[Records to use — start]

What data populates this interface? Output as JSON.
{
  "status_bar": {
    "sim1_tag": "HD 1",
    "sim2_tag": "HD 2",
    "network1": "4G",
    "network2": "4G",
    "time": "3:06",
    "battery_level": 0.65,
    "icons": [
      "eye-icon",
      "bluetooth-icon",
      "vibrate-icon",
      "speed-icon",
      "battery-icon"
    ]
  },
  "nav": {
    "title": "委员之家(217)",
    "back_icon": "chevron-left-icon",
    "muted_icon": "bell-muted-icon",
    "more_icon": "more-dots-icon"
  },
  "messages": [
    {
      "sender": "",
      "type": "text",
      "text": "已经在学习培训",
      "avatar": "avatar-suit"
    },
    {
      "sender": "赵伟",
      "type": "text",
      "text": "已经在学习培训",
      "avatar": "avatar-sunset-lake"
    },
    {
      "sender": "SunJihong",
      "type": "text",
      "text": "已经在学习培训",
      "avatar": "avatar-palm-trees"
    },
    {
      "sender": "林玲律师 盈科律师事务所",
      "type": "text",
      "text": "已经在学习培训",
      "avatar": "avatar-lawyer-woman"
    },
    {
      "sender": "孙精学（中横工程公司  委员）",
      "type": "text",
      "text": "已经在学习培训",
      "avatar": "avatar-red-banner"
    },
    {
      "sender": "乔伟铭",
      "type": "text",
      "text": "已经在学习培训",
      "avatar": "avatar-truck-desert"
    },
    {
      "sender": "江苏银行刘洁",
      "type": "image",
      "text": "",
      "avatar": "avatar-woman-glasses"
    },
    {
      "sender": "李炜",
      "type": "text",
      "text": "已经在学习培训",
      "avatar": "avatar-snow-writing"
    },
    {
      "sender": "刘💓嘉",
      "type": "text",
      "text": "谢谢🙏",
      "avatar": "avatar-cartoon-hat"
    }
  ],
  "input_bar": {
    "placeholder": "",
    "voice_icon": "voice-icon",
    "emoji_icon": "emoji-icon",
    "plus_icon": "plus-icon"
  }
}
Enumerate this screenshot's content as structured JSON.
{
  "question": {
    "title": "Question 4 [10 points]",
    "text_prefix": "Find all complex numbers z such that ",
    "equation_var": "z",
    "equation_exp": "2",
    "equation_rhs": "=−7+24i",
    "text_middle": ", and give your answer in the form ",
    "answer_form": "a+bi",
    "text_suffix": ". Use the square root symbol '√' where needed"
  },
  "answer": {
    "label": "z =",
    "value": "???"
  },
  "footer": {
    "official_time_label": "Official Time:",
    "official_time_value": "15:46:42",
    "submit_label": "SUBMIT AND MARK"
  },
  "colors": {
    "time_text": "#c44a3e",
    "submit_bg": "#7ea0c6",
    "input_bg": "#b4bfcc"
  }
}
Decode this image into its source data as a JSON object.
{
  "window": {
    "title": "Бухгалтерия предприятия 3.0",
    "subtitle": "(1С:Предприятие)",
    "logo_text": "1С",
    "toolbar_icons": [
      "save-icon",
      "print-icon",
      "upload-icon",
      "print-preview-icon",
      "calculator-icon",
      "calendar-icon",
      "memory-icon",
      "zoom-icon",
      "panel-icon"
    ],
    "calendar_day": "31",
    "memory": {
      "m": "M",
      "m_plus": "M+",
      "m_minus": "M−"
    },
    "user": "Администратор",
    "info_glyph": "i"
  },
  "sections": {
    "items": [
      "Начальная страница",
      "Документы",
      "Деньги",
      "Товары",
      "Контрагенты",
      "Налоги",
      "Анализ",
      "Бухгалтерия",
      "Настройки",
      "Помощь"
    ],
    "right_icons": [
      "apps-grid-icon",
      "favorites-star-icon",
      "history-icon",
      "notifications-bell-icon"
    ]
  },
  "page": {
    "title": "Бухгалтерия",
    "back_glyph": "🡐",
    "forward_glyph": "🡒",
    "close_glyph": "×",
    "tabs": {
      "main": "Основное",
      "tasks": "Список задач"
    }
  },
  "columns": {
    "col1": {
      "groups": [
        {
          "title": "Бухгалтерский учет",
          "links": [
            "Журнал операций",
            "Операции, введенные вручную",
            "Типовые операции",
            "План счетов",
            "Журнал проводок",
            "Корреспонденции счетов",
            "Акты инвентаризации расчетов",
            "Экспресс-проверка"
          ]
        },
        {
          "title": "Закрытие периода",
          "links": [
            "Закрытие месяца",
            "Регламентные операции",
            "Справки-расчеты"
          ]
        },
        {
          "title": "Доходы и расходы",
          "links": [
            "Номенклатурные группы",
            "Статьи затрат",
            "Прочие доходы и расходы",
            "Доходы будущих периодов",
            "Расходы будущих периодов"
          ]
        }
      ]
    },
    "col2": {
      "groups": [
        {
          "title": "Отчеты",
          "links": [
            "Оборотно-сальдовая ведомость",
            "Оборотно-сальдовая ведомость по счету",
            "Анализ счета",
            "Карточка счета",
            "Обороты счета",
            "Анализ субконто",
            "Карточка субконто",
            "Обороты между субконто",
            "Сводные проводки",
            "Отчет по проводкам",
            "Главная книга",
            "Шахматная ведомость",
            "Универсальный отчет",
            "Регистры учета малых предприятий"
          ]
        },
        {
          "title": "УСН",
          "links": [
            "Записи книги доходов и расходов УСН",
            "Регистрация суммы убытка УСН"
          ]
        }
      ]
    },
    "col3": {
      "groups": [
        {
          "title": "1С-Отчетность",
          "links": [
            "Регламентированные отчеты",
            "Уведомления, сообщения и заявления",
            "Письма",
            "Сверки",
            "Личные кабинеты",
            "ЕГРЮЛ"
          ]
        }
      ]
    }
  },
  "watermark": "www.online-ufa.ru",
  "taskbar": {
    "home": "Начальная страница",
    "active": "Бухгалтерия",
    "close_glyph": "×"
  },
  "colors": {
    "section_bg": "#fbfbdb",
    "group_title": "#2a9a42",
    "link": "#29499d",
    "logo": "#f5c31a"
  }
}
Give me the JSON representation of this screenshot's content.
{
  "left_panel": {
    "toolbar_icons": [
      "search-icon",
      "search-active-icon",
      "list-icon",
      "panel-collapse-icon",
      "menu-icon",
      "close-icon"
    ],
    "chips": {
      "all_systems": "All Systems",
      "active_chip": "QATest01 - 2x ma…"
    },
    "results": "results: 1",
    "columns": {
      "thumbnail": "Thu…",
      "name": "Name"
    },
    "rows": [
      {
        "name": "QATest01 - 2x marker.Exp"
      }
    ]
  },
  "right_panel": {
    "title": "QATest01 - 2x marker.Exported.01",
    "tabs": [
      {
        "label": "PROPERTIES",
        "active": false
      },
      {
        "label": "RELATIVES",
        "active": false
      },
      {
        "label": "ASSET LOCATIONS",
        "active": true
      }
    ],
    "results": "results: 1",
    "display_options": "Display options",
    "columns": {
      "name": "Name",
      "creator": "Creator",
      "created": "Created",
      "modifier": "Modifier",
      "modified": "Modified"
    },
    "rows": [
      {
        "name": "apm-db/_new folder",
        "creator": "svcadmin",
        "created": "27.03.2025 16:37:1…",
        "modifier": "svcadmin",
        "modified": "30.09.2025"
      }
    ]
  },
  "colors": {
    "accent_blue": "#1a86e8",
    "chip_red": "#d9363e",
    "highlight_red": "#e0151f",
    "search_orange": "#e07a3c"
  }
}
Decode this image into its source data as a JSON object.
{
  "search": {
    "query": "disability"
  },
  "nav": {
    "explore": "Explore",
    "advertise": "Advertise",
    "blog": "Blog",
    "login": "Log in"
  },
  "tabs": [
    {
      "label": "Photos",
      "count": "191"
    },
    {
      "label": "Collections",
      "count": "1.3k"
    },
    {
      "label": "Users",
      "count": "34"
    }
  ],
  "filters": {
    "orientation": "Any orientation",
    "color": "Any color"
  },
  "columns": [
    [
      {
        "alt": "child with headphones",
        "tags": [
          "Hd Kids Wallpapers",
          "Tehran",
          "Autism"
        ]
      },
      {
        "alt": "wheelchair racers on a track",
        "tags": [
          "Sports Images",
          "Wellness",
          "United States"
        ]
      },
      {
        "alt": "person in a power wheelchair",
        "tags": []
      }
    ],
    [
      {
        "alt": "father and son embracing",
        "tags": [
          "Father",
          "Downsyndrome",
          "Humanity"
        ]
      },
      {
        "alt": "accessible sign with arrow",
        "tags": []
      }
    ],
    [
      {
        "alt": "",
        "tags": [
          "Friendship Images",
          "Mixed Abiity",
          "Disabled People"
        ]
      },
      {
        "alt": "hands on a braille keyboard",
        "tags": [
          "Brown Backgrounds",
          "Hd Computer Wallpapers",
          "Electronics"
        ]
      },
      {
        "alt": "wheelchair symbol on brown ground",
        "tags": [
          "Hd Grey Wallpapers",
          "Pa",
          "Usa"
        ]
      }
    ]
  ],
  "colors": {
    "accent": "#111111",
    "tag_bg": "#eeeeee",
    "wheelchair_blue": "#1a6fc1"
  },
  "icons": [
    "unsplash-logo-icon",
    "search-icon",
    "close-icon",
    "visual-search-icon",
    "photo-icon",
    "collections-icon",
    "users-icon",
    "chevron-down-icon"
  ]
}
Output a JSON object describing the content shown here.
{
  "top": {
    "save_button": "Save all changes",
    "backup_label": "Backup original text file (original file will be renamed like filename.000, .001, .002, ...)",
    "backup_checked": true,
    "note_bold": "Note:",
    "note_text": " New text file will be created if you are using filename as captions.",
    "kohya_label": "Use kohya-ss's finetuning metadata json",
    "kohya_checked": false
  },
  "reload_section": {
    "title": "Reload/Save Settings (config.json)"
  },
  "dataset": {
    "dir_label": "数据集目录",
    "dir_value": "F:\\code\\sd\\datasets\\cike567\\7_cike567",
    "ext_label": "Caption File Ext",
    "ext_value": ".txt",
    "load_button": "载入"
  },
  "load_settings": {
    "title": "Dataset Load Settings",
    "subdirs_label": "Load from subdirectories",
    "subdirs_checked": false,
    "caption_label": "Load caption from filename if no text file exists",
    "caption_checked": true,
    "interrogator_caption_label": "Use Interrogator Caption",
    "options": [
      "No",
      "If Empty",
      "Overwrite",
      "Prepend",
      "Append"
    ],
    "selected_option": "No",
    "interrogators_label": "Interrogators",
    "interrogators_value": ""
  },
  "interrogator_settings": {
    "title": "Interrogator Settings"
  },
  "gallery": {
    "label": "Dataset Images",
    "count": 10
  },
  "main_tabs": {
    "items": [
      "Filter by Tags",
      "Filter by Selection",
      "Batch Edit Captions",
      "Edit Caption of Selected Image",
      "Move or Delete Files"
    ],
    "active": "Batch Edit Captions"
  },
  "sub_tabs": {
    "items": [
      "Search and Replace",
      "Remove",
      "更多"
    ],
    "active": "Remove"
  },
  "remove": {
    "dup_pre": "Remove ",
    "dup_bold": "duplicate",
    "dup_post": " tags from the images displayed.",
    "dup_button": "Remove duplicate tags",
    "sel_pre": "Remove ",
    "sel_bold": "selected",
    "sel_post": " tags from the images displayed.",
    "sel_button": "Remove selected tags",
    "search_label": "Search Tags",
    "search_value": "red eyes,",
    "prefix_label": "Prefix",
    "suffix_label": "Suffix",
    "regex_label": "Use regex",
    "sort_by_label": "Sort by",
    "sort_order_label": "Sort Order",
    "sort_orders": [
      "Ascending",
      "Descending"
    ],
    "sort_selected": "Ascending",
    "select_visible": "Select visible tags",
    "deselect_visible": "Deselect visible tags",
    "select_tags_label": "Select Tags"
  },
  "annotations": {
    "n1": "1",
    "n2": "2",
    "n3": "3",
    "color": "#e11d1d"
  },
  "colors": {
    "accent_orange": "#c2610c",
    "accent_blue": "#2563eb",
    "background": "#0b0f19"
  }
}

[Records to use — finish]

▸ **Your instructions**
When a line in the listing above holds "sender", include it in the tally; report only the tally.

▸ **Answer space**
9